*1368 The Court is aware of no authority by which it can issue a writ of error to a state court. More importantly, on February 25, 1970, the U. S. District Court in Virginia which entered the judgment set aside the order that judgment be entered on the ground that it had been obtained by fraud perpetrated against the Court. Plaintiffs contend that full faith and credit must still be given the judgment because only the order authorizing judgment to be entered, not the judgment itself, was set aside. This contention is utterly frivolous. The circumstances surrounding the Virginia judgment were fully discussed by the Pennsylvania Supreme Court which concluded:
"Under the bizarre and shocking circumstances presented, the Virginia action can in no manner preclude determination of the issues involved in the instant litigation . . .. The institution of the Virginia action was a bold and brazen attempt by appellant, with the connivance of his sisters, to defeat the ends of justice."
Scientific Living, Inc. v. Hohensee, 440 Pa. 280, 292, 270 A.2d 216, 222 (1970).
In Count V, Plaintiffs allege that on April 9, 1970, before the appointment of the receiver, certain of the Defendants instituted criminal proceedings against the Plaintiffs for trespass and breaking and entering, and that said charges were made maliciously and without probable cause. Plaintiffs were thereafter acquitted at the alderman's level by default. Insofar as Count V relates to Plaintiff Hohensee, summary judgment must be granted against him because no "state action" is involved and because the Court has found no diversity of citizenship between Hohensee and the Defendants.

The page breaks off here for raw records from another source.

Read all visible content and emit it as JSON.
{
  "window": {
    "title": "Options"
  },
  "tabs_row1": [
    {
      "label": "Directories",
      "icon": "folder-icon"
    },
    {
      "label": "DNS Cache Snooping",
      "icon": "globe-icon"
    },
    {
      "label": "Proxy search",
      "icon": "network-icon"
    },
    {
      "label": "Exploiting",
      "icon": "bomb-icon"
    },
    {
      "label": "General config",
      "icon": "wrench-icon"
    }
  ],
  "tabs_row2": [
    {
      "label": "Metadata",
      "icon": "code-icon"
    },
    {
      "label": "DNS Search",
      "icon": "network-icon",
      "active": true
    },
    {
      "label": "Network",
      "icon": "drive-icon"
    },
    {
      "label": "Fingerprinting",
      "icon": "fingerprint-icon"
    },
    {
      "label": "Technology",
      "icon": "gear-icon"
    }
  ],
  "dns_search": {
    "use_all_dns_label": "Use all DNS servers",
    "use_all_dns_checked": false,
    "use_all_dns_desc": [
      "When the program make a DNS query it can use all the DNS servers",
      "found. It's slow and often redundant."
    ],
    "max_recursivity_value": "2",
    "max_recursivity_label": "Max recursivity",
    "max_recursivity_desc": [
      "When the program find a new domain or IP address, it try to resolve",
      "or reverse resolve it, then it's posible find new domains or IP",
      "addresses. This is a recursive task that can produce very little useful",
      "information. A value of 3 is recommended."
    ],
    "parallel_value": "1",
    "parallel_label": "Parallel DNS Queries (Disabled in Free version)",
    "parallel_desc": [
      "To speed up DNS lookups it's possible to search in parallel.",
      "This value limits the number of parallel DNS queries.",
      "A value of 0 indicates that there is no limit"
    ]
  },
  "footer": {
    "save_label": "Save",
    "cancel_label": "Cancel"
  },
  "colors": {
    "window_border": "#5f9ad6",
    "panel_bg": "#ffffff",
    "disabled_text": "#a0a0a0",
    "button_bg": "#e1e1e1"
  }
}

However, Count V alleges the tort of malicious prosecution as to Plaintiffs Arzoo and Tompkins, jurisdiction of which would be proper should this Court find that diversity exists between Arzoo and Tompkins and the Defendants. Therefore, summary judgment will be denied as to the malicious prosecution claims of Plaintiffs Arzoo and Tompkins subject to their proving diversity of citizenship at the trial in this case.
In conclusion, the Court has granted summary judgment as to all of the claims of Plaintiffs except the civil rights claim of Plaintiff Hohensee in Paragraphs 35, 36, and 37 of Count I and the malicious prosecution claims of Plaintiffs Arzoo and Tompkins in Count V. The Court will hear evidence as to the citizenship of Plaintiffs Arzoo and Tompkins at the trial in this case. Since summary judgment has been granted on all claims involving Defendants First National Bank of Jermyn and Moskovitz, their participation in the case is no longer necessary. All other Defendants are still in the case by virtue of the remaining claims before the Court.
Appropriate orders have been entered.